## Problem to work on
Scan the entries below and state how many lines contain "desc". No other output.

[Web page and app entries]
· · · ·
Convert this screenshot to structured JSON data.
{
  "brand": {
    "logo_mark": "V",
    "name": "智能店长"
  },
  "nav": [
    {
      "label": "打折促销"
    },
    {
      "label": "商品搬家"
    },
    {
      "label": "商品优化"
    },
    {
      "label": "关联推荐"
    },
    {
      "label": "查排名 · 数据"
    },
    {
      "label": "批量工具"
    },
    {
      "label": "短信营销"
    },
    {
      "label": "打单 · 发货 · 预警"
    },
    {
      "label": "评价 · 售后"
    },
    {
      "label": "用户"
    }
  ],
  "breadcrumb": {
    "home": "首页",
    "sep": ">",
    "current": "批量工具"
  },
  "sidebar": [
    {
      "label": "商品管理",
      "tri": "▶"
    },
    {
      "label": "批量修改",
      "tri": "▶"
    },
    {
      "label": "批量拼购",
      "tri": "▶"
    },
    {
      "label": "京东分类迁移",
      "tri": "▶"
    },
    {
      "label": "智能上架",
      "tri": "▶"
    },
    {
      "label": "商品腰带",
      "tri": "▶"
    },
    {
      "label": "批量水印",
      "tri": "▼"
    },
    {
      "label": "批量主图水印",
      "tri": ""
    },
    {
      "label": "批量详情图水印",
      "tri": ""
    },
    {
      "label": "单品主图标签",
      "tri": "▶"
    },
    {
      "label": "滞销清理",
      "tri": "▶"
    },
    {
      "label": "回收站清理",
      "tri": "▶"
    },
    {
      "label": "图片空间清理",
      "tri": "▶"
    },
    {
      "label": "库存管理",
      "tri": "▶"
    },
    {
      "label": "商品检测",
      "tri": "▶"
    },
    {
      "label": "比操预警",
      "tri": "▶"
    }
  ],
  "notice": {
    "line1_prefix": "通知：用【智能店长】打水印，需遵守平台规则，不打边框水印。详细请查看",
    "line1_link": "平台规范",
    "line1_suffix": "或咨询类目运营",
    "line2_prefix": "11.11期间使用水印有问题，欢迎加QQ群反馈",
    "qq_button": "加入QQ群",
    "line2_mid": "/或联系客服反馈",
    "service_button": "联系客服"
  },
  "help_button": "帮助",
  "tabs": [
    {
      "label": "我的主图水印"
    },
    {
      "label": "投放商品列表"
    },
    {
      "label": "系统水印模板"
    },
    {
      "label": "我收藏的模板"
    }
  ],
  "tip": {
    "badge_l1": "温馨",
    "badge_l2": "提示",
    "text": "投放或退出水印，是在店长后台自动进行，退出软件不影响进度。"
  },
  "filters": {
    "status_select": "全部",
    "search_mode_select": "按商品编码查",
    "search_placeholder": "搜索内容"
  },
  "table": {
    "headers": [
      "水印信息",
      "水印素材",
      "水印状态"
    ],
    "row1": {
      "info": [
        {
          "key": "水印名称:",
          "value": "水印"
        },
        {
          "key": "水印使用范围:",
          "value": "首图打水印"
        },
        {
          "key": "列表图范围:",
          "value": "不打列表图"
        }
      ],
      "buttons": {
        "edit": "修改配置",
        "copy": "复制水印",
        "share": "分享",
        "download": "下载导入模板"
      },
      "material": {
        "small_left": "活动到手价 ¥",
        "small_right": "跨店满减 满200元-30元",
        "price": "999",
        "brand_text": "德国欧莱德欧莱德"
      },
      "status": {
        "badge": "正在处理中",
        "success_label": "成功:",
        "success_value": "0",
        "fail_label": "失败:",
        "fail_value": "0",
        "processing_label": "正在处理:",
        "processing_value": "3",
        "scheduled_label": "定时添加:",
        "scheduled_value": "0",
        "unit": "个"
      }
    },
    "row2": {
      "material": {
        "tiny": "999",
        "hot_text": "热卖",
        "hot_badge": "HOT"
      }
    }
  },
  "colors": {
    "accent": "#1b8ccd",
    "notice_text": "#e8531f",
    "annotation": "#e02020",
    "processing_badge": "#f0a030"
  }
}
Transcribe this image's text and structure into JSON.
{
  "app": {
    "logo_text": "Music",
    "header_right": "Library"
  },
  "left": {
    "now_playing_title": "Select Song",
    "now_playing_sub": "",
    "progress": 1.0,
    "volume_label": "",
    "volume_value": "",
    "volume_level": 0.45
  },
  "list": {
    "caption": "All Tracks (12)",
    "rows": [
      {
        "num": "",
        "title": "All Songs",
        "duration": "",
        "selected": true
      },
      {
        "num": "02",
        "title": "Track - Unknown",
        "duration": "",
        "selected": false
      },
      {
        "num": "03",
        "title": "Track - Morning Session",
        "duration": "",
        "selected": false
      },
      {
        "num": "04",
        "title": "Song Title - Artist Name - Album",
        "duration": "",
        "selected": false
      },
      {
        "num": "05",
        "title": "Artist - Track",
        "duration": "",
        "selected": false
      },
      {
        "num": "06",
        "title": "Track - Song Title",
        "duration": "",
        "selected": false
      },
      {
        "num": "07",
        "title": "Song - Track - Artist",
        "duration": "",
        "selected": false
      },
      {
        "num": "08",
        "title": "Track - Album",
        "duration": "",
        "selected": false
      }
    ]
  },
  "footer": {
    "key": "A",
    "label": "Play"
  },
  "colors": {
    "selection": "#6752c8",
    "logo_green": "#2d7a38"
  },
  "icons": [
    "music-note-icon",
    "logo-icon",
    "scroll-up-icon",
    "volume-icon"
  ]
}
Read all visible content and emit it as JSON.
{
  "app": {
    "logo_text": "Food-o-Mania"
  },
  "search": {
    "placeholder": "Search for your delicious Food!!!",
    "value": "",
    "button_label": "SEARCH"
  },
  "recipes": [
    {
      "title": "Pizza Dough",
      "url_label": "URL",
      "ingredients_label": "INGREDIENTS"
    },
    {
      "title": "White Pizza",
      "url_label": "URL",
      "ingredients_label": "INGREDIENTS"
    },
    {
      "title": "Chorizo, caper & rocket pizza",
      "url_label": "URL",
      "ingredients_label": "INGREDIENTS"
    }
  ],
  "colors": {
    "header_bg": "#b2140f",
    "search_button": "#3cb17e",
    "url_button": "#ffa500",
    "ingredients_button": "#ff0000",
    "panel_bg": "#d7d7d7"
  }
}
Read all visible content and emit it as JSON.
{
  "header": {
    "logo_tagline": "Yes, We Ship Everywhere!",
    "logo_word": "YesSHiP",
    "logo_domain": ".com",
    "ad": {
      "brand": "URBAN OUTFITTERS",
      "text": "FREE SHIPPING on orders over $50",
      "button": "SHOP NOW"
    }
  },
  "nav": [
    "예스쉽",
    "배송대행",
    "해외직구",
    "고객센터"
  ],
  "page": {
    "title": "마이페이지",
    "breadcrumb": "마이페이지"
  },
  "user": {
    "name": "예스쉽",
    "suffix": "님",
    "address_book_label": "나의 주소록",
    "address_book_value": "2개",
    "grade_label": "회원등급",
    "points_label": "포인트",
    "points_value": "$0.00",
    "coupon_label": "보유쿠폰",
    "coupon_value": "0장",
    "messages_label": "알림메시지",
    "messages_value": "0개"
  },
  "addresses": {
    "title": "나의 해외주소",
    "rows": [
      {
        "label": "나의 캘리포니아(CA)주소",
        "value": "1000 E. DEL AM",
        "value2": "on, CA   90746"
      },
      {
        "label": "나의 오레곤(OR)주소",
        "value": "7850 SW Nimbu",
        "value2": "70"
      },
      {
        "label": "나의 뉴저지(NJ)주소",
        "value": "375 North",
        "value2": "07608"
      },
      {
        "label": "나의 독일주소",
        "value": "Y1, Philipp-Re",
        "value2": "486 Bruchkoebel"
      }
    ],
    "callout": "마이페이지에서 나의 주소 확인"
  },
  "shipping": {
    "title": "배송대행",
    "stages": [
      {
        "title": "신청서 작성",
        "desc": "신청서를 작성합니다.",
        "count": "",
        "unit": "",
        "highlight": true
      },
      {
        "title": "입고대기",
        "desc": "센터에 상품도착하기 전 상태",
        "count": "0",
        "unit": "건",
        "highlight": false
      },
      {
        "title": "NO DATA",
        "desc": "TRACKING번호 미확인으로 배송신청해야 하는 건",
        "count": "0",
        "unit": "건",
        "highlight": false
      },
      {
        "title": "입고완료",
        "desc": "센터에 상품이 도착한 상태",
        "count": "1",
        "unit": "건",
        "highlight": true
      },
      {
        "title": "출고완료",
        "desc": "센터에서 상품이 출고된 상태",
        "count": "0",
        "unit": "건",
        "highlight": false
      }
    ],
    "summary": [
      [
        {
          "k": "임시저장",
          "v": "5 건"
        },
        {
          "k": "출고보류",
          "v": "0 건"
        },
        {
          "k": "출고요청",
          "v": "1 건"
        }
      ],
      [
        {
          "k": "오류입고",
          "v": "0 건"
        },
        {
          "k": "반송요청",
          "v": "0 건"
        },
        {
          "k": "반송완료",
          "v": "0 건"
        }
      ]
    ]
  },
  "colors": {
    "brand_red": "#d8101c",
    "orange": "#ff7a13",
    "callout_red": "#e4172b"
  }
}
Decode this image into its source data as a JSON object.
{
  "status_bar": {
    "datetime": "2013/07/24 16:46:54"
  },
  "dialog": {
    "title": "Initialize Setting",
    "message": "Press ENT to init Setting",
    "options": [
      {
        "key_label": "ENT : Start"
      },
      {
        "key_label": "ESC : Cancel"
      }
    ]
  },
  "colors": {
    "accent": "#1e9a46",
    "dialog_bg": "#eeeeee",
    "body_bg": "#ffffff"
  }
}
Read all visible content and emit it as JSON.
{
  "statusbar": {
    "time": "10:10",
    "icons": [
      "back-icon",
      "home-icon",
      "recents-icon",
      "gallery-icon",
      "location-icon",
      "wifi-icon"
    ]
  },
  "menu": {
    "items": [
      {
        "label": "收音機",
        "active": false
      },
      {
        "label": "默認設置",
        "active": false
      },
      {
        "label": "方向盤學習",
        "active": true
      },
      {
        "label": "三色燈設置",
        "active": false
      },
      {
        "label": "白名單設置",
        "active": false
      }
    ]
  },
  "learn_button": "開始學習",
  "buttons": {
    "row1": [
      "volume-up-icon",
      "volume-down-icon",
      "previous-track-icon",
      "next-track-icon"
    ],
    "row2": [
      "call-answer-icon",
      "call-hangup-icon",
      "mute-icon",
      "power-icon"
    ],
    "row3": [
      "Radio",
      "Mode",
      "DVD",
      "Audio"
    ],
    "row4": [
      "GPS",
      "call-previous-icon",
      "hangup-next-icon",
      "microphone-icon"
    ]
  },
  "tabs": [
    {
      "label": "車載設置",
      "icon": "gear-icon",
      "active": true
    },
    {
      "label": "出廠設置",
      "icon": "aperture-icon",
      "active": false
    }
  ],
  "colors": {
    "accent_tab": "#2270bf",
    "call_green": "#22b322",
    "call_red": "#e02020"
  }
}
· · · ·
## The answer
5